How then can the skeptic proceed? We have seen that it is not good enough to simply say 1 is improbable on 2, since our example shows that despite 1 being improbable on 2 it may yet be very probable given other beliefs we hold. Taking beliefs in isolation shows nothing about their reasonableness or probability. It seems to me therefore that the only other approach left for the advocate of the probabilistic argument from evil is to posit that not only is (1) improbable with respect to (2) but that (1) is improbable with respect to some body of total evidence. The argument here is that for any given person there is a set of propositions – SP – that comprises the total evidence. So, for any specific proposition – p – that is accepted, we are rational only if p is not improbable with respect to SP. SP is therefore the set of propositions to which the beliefs of the person in question are responsible.

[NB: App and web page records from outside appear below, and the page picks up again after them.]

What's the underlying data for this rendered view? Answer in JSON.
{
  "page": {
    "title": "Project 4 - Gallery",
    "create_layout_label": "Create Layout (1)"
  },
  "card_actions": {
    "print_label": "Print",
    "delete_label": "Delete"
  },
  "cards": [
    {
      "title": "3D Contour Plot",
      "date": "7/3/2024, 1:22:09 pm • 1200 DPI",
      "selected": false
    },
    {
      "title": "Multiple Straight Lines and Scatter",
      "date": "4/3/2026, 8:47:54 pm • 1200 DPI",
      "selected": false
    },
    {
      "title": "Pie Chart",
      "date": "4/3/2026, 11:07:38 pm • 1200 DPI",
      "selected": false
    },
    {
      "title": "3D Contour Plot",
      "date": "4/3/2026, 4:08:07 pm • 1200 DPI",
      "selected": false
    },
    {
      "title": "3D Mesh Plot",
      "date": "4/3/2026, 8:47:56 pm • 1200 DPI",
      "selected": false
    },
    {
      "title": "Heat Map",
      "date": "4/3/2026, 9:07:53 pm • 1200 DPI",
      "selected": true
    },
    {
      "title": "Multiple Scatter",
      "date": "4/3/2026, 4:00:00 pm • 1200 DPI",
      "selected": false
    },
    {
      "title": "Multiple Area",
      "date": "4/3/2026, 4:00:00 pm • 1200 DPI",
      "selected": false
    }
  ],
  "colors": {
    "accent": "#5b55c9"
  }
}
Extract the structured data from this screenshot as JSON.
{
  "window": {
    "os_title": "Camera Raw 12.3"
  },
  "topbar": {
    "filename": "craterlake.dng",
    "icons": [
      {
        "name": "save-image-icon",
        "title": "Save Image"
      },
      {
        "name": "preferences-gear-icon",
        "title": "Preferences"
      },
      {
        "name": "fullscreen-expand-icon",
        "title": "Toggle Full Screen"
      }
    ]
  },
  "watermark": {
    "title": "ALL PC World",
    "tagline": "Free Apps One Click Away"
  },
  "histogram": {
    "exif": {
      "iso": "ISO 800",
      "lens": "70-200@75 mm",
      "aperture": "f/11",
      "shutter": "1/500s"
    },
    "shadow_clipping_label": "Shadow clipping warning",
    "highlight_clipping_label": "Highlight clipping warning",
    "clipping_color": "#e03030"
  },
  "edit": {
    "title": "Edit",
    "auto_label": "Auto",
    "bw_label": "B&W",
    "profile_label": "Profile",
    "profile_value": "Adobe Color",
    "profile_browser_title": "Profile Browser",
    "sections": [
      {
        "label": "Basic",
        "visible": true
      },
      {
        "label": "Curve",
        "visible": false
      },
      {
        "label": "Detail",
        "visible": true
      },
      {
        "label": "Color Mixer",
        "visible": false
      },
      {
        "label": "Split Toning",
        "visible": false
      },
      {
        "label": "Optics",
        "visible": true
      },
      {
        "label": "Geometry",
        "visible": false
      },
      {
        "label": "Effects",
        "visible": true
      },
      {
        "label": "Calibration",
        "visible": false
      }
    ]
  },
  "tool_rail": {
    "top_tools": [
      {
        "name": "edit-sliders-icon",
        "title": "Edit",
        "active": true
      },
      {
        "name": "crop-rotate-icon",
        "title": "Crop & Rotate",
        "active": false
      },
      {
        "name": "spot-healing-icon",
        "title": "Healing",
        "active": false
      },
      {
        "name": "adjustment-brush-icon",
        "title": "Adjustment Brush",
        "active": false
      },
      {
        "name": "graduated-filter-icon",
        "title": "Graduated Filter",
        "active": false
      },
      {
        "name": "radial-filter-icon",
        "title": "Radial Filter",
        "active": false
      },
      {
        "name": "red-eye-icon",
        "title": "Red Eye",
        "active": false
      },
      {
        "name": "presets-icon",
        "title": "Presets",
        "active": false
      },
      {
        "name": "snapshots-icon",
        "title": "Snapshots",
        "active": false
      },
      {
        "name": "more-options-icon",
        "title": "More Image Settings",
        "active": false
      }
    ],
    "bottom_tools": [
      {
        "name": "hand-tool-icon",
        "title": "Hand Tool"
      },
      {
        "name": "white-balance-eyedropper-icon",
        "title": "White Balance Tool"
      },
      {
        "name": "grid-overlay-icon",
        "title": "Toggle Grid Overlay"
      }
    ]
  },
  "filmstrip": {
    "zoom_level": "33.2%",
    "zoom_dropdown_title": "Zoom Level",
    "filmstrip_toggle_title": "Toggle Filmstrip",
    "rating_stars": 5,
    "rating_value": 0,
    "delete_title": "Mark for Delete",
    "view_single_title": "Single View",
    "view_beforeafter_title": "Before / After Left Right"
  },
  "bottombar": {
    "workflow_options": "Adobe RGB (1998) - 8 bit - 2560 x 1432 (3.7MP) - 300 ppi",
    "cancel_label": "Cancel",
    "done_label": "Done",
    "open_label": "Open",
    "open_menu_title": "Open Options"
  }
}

However, as Plantinga points out, the question as to precisely which propositions make up SP is a crucial one, and is an issue that is too frequently overlooked by proponents of this argument. It doesn’t matter much for my present purposes how we describe SP. The issue is this: what rules out belief in God from being one of the propositions comprising SP?
If, at least for some theists, belief in God is a member of SP, then it obviously cannot be improbable with respect to SP. Philosophers such as Alvin Plantinga, Nicholas Wolterstorff and William Alston have done a lot of work defending the proper basicality of belief in God – at least for some theists. If their conclusions are correct – and I think they are, though can’t go into the details here – then theists are entirely within their “epistemic rights” in actually starting from belief in God, and thus in using it as one of those propositions the probability with respect to which judges the standing of other beliefs and propositions. In fact, even for those theists for whom belief in God is not a basic belief, the point still stands. A theist might have, or at least claim to have, very good reasons to believe that God exists, is omnipotent and all loving, and his arguments might well be a defeater for the contention that the problem of evil makes the existence of God highly unlikely. There are many arguments for the existence of God and the point here is that the problem of evil cannot be considered aside from all the other evidence a person might have before them. For instance, in a criminal trial there might be a really good argument for the defense, but this argument is not considered in isolation from the total body of evidence before the court – which might include strong enough prosecution arguments to lead to a verdict of guilty regardless of this single strong argument held by the defense.
This should be enough to have exposed the naiveté and narrow vision of this form of the problem. It ignores the big epistemological picture, the brute fact that taking propositions in isolation tells us very little about their reasonableness. We could take all manner of propositions which are unlikely with respect to other propositions we hold but highly likely given our big epistemological picture which includes many other propositions that the skeptic here conveniently ignores.
It would appear to be the case then that the fact (granting it even is a fact) that belief in God is improbable given the existence of evil does not even remotely suggest that the theist is irrational in accepting the former.
Stephen J Graham